Input records:
- Opening Delimiter -
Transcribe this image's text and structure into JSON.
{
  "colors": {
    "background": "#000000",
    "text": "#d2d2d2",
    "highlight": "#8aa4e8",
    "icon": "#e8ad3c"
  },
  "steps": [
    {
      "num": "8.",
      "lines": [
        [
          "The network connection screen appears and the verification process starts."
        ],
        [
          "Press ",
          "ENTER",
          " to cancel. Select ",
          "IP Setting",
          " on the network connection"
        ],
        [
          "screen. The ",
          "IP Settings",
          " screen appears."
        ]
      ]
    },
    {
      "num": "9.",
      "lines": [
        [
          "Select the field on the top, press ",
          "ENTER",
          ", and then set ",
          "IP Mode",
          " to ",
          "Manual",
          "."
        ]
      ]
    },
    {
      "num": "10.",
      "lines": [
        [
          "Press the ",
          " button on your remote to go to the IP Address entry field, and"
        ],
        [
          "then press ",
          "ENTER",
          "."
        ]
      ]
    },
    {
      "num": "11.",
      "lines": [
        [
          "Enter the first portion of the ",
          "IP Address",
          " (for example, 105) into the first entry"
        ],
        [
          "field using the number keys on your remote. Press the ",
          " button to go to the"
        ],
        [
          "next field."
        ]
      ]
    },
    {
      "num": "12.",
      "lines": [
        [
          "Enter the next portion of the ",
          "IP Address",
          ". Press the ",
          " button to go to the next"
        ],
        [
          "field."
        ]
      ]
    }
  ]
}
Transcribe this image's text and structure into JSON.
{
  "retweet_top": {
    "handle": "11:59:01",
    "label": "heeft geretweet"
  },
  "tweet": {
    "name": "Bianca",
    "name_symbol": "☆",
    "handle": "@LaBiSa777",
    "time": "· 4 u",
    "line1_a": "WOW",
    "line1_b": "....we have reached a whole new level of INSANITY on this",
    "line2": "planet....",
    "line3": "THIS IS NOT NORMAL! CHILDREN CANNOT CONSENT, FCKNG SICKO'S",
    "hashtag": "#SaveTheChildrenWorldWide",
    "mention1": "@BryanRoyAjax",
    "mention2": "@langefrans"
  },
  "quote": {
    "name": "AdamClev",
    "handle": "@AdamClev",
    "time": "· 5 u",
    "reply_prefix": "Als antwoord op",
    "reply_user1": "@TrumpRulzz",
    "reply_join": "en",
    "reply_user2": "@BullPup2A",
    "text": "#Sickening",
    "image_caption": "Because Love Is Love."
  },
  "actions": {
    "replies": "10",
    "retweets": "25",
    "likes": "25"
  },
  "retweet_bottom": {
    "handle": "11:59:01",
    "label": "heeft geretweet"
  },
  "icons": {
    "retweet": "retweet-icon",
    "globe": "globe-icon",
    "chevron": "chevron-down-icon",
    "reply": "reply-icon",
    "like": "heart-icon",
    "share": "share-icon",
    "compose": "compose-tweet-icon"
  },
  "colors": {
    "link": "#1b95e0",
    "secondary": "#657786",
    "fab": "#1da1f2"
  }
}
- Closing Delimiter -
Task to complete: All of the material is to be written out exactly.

Output for this exercise:
Transcribe this image's text and structure into JSON.
{
  "colors": {
    "background": "#000000",
    "text": "#d2d2d2",
    "highlight": "#8aa4e8",
    "icon": "#e8ad3c"
  },
  "steps": [
    {
      "num": "8.",
      "lines": [
        [
          "The network connection screen appears and the verification process starts."
        ],
        [
          "Press ",
          "ENTER",
          " to cancel. Select ",
          "IP Setting",
          " on the network connection"
        ],
        [
          "screen. The ",
          "IP Settings",
          " screen appears."
        ]
      ]
    },
    {
      "num": "9.",
      "lines": [
        [
          "Select the field on the top, press ",
          "ENTER",
          ", and then set ",
          "IP Mode",
          " to ",
          "Manual",
          "."
        ]
      ]
    },
    {
      "num": "10.",
      "lines": [
        [
          "Press the ",
          " button on your remote to go to the IP Address entry field, and"
        ],
        [
          "then press ",
          "ENTER",
          "."
        ]
      ]
    },
    {
      "num": "11.",
      "lines": [
        [
          "Enter the first portion of the ",
          "IP Address",
          " (for example, 105) into the first entry"
        ],
        [
          "field using the number keys on your remote. Press the ",
          " button to go to the"
        ],
        [
          "next field."
        ]
      ]
    },
    {
      "num": "12.",
      "lines": [
        [
          "Enter the next portion of the ",
          "IP Address",
          ". Press the ",
          " button to go to the next"
        ],
        [
          "field."
        ]
      ]
    }
  ]
}
Transcribe this image's text and structure into JSON.
{
  "retweet_top": {
    "handle": "11:59:01",
    "label": "heeft geretweet"
  },
  "tweet": {
    "name": "Bianca",
    "name_symbol": "☆",
    "handle": "@LaBiSa777",
    "time": "· 4 u",
    "line1_a": "WOW",
    "line1_b": "....we have reached a whole new level of INSANITY on this",
    "line2": "planet....",
    "line3": "THIS IS NOT NORMAL! CHILDREN CANNOT CONSENT, FCKNG SICKO'S",
    "hashtag": "#SaveTheChildrenWorldWide",
    "mention1": "@BryanRoyAjax",
    "mention2": "@langefrans"
  },
  "quote": {
    "name": "AdamClev",
    "handle": "@AdamClev",
    "time": "· 5 u",
    "reply_prefix": "Als antwoord op",
    "reply_user1": "@TrumpRulzz",
    "reply_join": "en",
    "reply_user2": "@BullPup2A",
    "text": "#Sickening",
    "image_caption": "Because Love Is Love."
  },
  "actions": {
    "replies": "10",
    "retweets": "25",
    "likes": "25"
  },
  "retweet_bottom": {
    "handle": "11:59:01",
    "label": "heeft geretweet"
  },
  "icons": {
    "retweet": "retweet-icon",
    "globe": "globe-icon",
    "chevron": "chevron-down-icon",
    "reply": "reply-icon",
    "like": "heart-icon",
    "share": "share-icon",
    "compose": "compose-tweet-icon"
  },
  "colors": {
    "link": "#1b95e0",
    "secondary": "#657786",
    "fab": "#1da1f2"
  }
}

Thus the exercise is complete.